Listed records

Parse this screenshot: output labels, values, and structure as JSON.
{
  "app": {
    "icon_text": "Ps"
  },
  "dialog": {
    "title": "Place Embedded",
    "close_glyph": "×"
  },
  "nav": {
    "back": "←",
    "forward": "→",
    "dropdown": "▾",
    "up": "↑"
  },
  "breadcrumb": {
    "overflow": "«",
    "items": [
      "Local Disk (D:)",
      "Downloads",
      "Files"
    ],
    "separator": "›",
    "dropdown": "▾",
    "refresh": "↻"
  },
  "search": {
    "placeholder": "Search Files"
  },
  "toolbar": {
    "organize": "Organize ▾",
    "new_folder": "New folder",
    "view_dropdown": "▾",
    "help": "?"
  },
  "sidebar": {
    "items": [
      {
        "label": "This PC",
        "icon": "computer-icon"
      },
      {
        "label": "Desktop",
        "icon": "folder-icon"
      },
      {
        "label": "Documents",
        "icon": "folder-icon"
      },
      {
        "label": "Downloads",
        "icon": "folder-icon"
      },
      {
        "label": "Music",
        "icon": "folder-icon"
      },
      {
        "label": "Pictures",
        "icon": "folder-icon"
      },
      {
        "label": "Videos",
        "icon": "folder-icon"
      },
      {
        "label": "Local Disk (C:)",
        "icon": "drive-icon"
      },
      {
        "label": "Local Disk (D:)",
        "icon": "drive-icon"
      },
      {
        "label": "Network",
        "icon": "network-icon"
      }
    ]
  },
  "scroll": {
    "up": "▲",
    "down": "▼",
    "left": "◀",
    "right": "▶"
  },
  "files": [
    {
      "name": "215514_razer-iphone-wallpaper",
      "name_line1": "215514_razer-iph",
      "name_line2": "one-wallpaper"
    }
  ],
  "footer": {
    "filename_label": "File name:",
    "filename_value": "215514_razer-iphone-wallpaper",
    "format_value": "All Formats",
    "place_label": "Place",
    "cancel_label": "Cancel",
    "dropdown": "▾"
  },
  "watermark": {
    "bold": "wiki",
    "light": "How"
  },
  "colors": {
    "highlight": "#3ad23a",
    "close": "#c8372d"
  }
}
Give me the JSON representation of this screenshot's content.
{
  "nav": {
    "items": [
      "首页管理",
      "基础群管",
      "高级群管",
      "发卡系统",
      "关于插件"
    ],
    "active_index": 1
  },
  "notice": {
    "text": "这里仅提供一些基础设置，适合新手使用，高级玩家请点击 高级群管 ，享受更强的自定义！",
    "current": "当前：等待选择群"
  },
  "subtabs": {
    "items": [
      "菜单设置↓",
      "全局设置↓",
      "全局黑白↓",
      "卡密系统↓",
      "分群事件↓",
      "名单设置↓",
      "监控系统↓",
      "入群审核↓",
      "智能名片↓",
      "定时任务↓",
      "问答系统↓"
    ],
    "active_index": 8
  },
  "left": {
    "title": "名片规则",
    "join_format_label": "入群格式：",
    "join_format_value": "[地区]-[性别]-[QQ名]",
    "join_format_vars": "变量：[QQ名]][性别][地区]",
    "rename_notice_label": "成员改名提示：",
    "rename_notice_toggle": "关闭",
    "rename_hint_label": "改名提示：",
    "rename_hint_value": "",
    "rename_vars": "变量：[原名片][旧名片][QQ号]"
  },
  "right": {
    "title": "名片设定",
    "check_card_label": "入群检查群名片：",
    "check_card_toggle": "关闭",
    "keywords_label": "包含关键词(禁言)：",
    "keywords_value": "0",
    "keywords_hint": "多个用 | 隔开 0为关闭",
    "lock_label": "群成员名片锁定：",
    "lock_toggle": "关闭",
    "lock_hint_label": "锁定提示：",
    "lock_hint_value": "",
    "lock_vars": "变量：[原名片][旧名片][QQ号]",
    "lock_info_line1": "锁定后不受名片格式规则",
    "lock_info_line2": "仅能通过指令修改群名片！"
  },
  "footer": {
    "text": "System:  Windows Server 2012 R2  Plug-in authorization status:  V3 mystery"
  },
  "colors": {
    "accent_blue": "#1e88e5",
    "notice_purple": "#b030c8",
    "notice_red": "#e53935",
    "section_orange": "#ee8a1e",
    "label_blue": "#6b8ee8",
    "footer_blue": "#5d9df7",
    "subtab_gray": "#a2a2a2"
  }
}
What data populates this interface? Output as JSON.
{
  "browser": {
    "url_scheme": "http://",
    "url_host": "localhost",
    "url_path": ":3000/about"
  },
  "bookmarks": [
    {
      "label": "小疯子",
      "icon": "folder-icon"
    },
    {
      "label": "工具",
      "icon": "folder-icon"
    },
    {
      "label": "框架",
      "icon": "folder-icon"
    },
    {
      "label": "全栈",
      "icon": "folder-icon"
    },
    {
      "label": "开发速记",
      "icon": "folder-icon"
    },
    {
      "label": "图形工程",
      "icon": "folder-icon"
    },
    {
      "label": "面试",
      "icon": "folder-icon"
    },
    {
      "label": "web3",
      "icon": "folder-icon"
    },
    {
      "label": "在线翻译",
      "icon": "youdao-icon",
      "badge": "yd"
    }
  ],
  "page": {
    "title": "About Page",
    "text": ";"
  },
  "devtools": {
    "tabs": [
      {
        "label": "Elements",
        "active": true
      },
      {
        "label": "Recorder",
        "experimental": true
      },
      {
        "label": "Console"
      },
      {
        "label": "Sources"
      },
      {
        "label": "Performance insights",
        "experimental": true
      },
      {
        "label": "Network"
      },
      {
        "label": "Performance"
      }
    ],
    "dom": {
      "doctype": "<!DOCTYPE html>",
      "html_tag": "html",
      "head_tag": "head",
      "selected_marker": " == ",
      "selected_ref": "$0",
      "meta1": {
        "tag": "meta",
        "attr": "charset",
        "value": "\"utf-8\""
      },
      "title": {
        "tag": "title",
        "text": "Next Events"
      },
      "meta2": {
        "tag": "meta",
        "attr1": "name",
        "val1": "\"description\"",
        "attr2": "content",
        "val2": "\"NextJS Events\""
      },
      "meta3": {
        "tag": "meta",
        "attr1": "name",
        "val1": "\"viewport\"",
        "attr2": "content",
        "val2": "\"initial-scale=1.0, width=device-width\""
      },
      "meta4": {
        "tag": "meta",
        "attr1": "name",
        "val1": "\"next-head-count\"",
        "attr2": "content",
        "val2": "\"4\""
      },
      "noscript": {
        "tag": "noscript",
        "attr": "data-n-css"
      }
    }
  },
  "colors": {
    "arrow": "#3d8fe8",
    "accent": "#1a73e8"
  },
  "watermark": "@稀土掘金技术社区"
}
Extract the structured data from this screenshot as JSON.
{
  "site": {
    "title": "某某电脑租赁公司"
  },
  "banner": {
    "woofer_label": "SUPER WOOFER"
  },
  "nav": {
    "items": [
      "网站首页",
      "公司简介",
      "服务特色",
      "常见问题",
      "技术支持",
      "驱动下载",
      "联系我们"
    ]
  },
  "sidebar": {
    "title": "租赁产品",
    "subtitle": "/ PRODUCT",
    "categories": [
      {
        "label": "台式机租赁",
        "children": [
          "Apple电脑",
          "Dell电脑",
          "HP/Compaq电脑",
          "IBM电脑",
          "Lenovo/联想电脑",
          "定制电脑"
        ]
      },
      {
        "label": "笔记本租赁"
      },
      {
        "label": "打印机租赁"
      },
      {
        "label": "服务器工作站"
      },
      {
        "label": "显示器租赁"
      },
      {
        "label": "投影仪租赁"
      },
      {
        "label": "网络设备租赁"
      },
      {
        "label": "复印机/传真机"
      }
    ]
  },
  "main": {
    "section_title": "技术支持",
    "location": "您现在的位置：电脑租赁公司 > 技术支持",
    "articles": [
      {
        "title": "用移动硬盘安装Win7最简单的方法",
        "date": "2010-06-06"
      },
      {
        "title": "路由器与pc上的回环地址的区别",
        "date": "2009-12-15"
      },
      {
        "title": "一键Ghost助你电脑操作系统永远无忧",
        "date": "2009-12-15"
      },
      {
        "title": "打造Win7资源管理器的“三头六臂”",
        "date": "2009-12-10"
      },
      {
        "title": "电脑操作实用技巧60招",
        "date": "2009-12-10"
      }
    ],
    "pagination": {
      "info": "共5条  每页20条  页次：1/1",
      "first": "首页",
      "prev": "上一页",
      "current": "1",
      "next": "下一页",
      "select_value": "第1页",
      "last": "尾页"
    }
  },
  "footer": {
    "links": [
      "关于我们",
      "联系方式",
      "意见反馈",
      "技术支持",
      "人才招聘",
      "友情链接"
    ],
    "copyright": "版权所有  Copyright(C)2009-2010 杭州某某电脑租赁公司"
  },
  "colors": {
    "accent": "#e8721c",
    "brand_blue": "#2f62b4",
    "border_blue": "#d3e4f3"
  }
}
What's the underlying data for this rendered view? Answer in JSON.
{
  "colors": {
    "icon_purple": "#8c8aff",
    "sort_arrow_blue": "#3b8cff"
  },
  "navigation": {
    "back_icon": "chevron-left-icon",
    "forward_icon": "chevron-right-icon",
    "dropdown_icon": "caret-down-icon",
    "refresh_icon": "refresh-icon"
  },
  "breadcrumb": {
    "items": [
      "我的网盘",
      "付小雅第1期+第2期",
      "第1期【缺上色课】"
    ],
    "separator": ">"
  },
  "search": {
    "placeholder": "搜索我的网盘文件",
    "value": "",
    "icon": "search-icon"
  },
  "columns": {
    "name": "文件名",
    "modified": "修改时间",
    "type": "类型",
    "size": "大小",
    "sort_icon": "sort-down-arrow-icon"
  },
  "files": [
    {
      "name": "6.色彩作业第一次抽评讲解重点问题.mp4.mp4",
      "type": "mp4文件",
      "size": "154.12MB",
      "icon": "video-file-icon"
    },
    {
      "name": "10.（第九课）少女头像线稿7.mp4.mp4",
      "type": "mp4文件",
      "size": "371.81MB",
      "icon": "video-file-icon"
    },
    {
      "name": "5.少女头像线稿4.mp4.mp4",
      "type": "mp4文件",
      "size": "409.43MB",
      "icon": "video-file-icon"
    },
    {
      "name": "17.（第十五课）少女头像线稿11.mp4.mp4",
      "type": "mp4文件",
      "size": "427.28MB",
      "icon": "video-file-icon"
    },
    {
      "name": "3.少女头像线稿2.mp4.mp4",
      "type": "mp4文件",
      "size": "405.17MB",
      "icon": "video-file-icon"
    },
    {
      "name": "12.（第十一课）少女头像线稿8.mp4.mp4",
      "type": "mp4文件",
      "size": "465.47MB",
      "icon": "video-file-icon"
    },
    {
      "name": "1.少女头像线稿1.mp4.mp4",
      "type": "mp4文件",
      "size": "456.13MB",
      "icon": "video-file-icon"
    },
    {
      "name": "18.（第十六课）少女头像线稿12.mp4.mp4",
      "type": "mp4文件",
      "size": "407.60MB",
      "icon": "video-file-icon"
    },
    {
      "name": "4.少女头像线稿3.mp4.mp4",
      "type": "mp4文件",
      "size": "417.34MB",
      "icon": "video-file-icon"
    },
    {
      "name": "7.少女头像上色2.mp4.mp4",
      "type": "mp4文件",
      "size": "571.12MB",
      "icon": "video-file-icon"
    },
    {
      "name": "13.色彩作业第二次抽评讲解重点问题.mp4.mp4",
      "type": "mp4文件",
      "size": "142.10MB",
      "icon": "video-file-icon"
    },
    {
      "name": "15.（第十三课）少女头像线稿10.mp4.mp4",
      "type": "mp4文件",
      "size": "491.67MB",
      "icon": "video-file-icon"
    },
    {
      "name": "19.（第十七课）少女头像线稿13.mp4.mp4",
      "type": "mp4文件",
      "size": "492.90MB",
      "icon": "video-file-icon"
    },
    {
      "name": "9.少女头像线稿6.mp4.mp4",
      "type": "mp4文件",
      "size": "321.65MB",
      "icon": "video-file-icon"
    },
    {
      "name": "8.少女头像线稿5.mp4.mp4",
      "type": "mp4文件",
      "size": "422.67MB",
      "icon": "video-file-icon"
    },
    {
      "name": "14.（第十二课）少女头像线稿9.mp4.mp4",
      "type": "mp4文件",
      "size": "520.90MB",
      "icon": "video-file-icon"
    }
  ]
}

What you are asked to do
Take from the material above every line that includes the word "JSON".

Written reply
Parse this screenshot: output labels, values, and structure as JSON.
Give me the JSON representation of this screenshot's content.
What data populates this interface? Output as JSON.
Extract the structured data from this screenshot as JSON.
What's the underlying data for this rendered view? Answer in JSON.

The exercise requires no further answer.